#### What is expected
All entries below are to be set down again, identical to the source.

[Entries from a dataset of interfaces]
*** Block opens ***

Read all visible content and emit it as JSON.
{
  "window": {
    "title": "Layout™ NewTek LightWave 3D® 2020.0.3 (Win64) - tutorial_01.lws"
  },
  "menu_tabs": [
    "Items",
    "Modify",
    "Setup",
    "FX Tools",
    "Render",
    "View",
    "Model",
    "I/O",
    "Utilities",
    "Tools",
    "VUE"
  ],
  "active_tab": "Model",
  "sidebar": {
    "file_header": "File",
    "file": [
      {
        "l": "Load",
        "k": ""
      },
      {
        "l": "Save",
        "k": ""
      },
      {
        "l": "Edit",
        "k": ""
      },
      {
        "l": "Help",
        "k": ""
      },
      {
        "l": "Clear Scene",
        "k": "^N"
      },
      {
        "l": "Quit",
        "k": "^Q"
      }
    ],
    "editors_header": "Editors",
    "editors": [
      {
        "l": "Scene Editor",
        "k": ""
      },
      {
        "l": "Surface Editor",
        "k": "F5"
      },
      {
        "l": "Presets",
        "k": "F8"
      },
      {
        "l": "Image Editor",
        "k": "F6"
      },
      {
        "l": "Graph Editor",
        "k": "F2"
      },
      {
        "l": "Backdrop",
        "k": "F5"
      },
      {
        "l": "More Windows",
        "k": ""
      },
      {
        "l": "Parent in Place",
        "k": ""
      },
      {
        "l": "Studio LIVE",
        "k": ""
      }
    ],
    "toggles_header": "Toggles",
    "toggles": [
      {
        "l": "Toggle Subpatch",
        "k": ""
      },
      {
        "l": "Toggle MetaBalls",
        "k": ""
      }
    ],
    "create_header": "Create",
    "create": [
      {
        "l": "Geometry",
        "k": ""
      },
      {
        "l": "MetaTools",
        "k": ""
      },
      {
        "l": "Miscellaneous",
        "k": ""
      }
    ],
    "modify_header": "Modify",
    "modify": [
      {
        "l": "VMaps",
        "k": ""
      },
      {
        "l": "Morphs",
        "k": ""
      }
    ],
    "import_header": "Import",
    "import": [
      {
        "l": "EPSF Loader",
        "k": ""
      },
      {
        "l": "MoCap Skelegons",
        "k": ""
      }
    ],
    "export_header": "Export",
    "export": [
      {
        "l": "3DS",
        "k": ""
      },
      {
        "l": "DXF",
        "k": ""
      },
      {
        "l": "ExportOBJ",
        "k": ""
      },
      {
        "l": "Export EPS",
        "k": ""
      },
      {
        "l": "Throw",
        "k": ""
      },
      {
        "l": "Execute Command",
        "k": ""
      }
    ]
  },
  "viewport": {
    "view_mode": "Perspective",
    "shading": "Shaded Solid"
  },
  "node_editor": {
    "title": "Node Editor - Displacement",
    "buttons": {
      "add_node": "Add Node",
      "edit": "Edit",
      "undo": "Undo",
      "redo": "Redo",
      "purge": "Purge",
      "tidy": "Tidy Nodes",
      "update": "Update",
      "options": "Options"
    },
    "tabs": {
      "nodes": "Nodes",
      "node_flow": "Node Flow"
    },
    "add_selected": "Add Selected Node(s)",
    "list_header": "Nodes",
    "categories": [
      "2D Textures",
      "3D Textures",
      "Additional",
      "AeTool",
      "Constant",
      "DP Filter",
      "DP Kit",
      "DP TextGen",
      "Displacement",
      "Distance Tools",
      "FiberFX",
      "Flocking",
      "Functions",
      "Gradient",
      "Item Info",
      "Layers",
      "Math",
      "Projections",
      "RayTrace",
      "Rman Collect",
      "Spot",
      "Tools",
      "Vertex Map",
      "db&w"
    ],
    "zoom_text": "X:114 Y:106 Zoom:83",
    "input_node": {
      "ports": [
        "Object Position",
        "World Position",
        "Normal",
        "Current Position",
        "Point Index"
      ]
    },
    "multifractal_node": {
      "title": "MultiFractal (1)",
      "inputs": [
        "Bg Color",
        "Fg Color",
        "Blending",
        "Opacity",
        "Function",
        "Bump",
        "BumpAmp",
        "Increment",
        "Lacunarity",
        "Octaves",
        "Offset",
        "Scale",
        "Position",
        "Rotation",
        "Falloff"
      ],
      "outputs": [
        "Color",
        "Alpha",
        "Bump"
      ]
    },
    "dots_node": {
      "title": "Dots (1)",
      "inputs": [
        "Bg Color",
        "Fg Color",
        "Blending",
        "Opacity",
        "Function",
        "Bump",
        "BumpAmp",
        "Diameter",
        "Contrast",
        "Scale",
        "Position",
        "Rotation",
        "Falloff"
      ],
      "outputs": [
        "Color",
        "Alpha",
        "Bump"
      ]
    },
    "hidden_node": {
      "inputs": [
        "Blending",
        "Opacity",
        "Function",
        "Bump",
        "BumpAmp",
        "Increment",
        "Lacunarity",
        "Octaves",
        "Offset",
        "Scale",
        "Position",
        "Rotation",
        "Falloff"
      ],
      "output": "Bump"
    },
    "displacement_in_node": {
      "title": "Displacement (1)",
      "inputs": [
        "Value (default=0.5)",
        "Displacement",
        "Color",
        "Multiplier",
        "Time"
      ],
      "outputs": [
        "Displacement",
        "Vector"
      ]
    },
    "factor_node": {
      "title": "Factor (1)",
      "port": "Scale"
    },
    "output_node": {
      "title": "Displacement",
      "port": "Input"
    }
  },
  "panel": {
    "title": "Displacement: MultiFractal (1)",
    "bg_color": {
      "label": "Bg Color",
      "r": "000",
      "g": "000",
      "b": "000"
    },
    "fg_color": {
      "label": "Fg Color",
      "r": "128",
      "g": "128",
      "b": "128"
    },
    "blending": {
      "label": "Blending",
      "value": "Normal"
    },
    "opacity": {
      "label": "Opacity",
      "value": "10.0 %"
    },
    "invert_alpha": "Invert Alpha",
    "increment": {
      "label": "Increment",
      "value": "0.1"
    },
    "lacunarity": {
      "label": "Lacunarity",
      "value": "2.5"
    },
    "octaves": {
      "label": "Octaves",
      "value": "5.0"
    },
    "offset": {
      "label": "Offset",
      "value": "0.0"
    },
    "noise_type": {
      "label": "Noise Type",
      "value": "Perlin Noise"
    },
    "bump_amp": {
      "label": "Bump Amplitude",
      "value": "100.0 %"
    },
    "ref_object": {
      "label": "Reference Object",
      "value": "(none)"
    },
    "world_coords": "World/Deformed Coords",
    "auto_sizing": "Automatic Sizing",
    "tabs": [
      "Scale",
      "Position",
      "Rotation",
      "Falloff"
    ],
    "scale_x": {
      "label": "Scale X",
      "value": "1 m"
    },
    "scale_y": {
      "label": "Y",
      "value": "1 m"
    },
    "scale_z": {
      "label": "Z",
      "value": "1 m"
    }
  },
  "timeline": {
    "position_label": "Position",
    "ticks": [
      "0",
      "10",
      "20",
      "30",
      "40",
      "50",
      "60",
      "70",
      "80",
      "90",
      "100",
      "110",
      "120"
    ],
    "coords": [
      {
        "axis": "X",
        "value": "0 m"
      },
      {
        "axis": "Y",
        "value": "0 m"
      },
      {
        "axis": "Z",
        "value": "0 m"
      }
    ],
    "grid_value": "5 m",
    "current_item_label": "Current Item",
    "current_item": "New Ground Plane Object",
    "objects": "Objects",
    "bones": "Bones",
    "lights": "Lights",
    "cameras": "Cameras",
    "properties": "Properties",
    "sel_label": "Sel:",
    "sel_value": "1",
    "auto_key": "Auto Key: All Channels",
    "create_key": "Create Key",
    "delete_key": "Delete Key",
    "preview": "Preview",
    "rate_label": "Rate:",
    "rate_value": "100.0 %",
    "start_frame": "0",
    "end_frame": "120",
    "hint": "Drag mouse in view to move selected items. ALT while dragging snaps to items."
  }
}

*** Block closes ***

#### Solution
Read all visible content and emit it as JSON.
{
  "window": {
    "title": "Layout™ NewTek LightWave 3D® 2020.0.3 (Win64) - tutorial_01.lws"
  },
  "menu_tabs": [
    "Items",
    "Modify",
    "Setup",
    "FX Tools",
    "Render",
    "View",
    "Model",
    "I/O",
    "Utilities",
    "Tools",
    "VUE"
  ],
  "active_tab": "Model",
  "sidebar": {
    "file_header": "File",
    "file": [
      {
        "l": "Load",
        "k": ""
      },
      {
        "l": "Save",
        "k": ""
      },
      {
        "l": "Edit",
        "k": ""
      },
      {
        "l": "Help",
        "k": ""
      },
      {
        "l": "Clear Scene",
        "k": "^N"
      },
      {
        "l": "Quit",
        "k": "^Q"
      }
    ],
    "editors_header": "Editors",
    "editors": [
      {
        "l": "Scene Editor",
        "k": ""
      },
      {
        "l": "Surface Editor",
        "k": "F5"
      },
      {
        "l": "Presets",
        "k": "F8"
      },
      {
        "l": "Image Editor",
        "k": "F6"
      },
      {
        "l": "Graph Editor",
        "k": "F2"
      },
      {
        "l": "Backdrop",
        "k": "F5"
      },
      {
        "l": "More Windows",
        "k": ""
      },
      {
        "l": "Parent in Place",
        "k": ""
      },
      {
        "l": "Studio LIVE",
        "k": ""
      }
    ],
    "toggles_header": "Toggles",
    "toggles": [
      {
        "l": "Toggle Subpatch",
        "k": ""
      },
      {
        "l": "Toggle MetaBalls",
        "k": ""
      }
    ],
    "create_header": "Create",
    "create": [
      {
        "l": "Geometry",
        "k": ""
      },
      {
        "l": "MetaTools",
        "k": ""
      },
      {
        "l": "Miscellaneous",
        "k": ""
      }
    ],
    "modify_header": "Modify",
    "modify": [
      {
        "l": "VMaps",
        "k": ""
      },
      {
        "l": "Morphs",
        "k": ""
      }
    ],
    "import_header": "Import",
    "import": [
      {
        "l": "EPSF Loader",
        "k": ""
      },
      {
        "l": "MoCap Skelegons",
        "k": ""
      }
    ],
    "export_header": "Export",
    "export": [
      {
        "l": "3DS",
        "k": ""
      },
      {
        "l": "DXF",
        "k": ""
      },
      {
        "l": "ExportOBJ",
        "k": ""
      },
      {
        "l": "Export EPS",
        "k": ""
      },
      {
        "l": "Throw",
        "k": ""
      },
      {
        "l": "Execute Command",
        "k": ""
      }
    ]
  },
  "viewport": {
    "view_mode": "Perspective",
    "shading": "Shaded Solid"
  },
  "node_editor": {
    "title": "Node Editor - Displacement",
    "buttons": {
      "add_node": "Add Node",
      "edit": "Edit",
      "undo": "Undo",
      "redo": "Redo",
      "purge": "Purge",
      "tidy": "Tidy Nodes",
      "update": "Update",
      "options": "Options"
    },
    "tabs": {
      "nodes": "Nodes",
      "node_flow": "Node Flow"
    },
    "add_selected": "Add Selected Node(s)",
    "list_header": "Nodes",
    "categories": [
      "2D Textures",
      "3D Textures",
      "Additional",
      "AeTool",
      "Constant",
      "DP Filter",
      "DP Kit",
      "DP TextGen",
      "Displacement",
      "Distance Tools",
      "FiberFX",
      "Flocking",
      "Functions",
      "Gradient",
      "Item Info",
      "Layers",
      "Math",
      "Projections",
      "RayTrace",
      "Rman Collect",
      "Spot",
      "Tools",
      "Vertex Map",
      "db&w"
    ],
    "zoom_text": "X:114 Y:106 Zoom:83",
    "input_node": {
      "ports": [
        "Object Position",
        "World Position",
        "Normal",
        "Current Position",
        "Point Index"
      ]
    },
    "multifractal_node": {
      "title": "MultiFractal (1)",
      "inputs": [
        "Bg Color",
        "Fg Color",
        "Blending",
        "Opacity",
        "Function",
        "Bump",
        "BumpAmp",
        "Increment",
        "Lacunarity",
        "Octaves",
        "Offset",
        "Scale",
        "Position",
        "Rotation",
        "Falloff"
      ],
      "outputs": [
        "Color",
        "Alpha",
        "Bump"
      ]
    },
    "dots_node": {
      "title": "Dots (1)",
      "inputs": [
        "Bg Color",
        "Fg Color",
        "Blending",
        "Opacity",
        "Function",
        "Bump",
        "BumpAmp",
        "Diameter",
        "Contrast",
        "Scale",
        "Position",
        "Rotation",
        "Falloff"
      ],
      "outputs": [
        "Color",
        "Alpha",
        "Bump"
      ]
    },
    "hidden_node": {
      "inputs": [
        "Blending",
        "Opacity",
        "Function",
        "Bump",
        "BumpAmp",
        "Increment",
        "Lacunarity",
        "Octaves",
        "Offset",
        "Scale",
        "Position",
        "Rotation",
        "Falloff"
      ],
      "output": "Bump"
    },
    "displacement_in_node": {
      "title": "Displacement (1)",
      "inputs": [
        "Value (default=0.5)",
        "Displacement",
        "Color",
        "Multiplier",
        "Time"
      ],
      "outputs": [
        "Displacement",
        "Vector"
      ]
    },
    "factor_node": {
      "title": "Factor (1)",
      "port": "Scale"
    },
    "output_node": {
      "title": "Displacement",
      "port": "Input"
    }
  },
  "panel": {
    "title": "Displacement: MultiFractal (1)",
    "bg_color": {
      "label": "Bg Color",
      "r": "000",
      "g": "000",
      "b": "000"
    },
    "fg_color": {
      "label": "Fg Color",
      "r": "128",
      "g": "128",
      "b": "128"
    },
    "blending": {
      "label": "Blending",
      "value": "Normal"
    },
    "opacity": {
      "label": "Opacity",
      "value": "10.0 %"
    },
    "invert_alpha": "Invert Alpha",
    "increment": {
      "label": "Increment",
      "value": "0.1"
    },
    "lacunarity": {
      "label": "Lacunarity",
      "value": "2.5"
    },
    "octaves": {
      "label": "Octaves",
      "value": "5.0"
    },
    "offset": {
      "label": "Offset",
      "value": "0.0"
    },
    "noise_type": {
      "label": "Noise Type",
      "value": "Perlin Noise"
    },
    "bump_amp": {
      "label": "Bump Amplitude",
      "value": "100.0 %"
    },
    "ref_object": {
      "label": "Reference Object",
      "value": "(none)"
    },
    "world_coords": "World/Deformed Coords",
    "auto_sizing": "Automatic Sizing",
    "tabs": [
      "Scale",
      "Position",
      "Rotation",
      "Falloff"
    ],
    "scale_x": {
      "label": "Scale X",
      "value": "1 m"
    },
    "scale_y": {
      "label": "Y",
      "value": "1 m"
    },
    "scale_z": {
      "label": "Z",
      "value": "1 m"
    }
  },
  "timeline": {
    "position_label": "Position",
    "ticks": [
      "0",
      "10",
      "20",
      "30",
      "40",
      "50",
      "60",
      "70",
      "80",
      "90",
      "100",
      "110",
      "120"
    ],
    "coords": [
      {
        "axis": "X",
        "value": "0 m"
      },
      {
        "axis": "Y",
        "value": "0 m"
      },
      {
        "axis": "Z",
        "value": "0 m"
      }
    ],
    "grid_value": "5 m",
    "current_item_label": "Current Item",
    "current_item": "New Ground Plane Object",
    "objects": "Objects",
    "bones": "Bones",
    "lights": "Lights",
    "cameras": "Cameras",
    "properties": "Properties",
    "sel_label": "Sel:",
    "sel_value": "1",
    "auto_key": "Auto Key: All Channels",
    "create_key": "Create Key",
    "delete_key": "Delete Key",
    "preview": "Preview",
    "rate_label": "Rate:",
    "rate_value": "100.0 %",
    "start_frame": "0",
    "end_frame": "120",
    "hint": "Drag mouse in view to move selected items. ALT while dragging snaps to items."
  }
}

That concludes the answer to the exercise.